    If your cow has calved pretty regular then I would give her the benefit of the doubt. Any of my milk cows that don't catch to AI and they will get 2 tries, will go with one of the easy calving angus bulls so that I will get calves on the ground by oct. I do not want to deal with cold weather calving and trying to get calves grafted on cows. I want them settled in and doing good by the time we start getting cold in Nov..
    I'm hoping that she caught for you so you will get an early summer calf.
     
  8. Nov 5, 2016
    farmerjan

    farmerjan Herd Master

    Joined:
    Aug 16, 2016
    Messages:
    2,399
    Likes Received:
    6,767
    Trophy Points:
    358
    Location:
    virginia
    Just saw the picture, yes she definitely isn't hurting for condition :D =D:D =D but she is a nice looking cow. Keeping my fingers crossed that she has settled for you.
     
  9. Nov 5, 2016
    Robert Shon

    Robert Shon Chillin' with the herd

    Joined:
    Oct 18, 2015
    Messages:
    18
    Likes Received:
    13
    Trophy Points:
    41
    Location:
    Pompey NY
    OH, my fingers have been crossed since this all started & we did the two shot routine the first time around. The second time the AI tech said he was happy as there was definitely a slight red tint in the straw afterword.
     
  10. Nov 5, 2016
    Robert Shon

    Robert Shon Chillin' with the herd

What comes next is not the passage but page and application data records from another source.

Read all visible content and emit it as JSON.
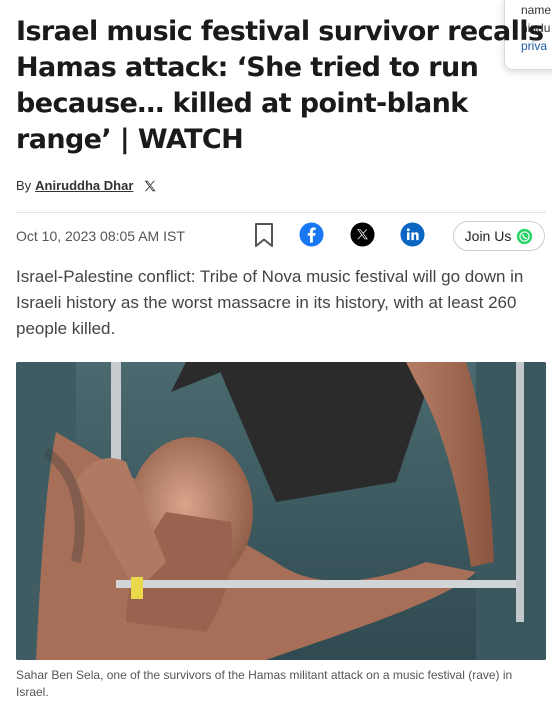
{
  "popup": {
    "line1": "name",
    "line2": "hindu",
    "line3": "priva"
  },
  "article": {
    "headline": "Israel music festival survivor recalls Hamas attack: ‘She tried to run because… killed at point-blank range’ | WATCH",
    "byline_prefix": "By",
    "author": "Aniruddha Dhar",
    "date": "Oct 10, 2023 08:05 AM IST",
    "summary": "Israel-Palestine conflict: Tribe of Nova music festival will go down in Israeli history as the worst massacre in its history, with at least 260 people killed.",
    "caption": "Sahar Ben Sela, one of the survivors of the Hamas militant attack on a music festival (rave) in Israel."
  },
  "share": {
    "join_label": "Join Us"
  },
  "colors": {
    "facebook": "#1877f2",
    "linkedin": "#0a66c2",
    "whatsapp": "#25d366",
    "x": "#000000",
    "link": "#1a5ea8"
  },
  "icons": [
    "x-icon",
    "bookmark-icon",
    "facebook-icon",
    "x-share-icon",
    "linkedin-icon",
    "whatsapp-icon"
  ]
}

    Joined:
    Oct 18, 2015
    Messages:
    18
    Likes Received:
    13
    Trophy Points:
    41
    Location:
    Pompey NY
    1103161107_Burst02.jpg This is her heifer calf born 4/25/16 1103161107_Burst02.jpg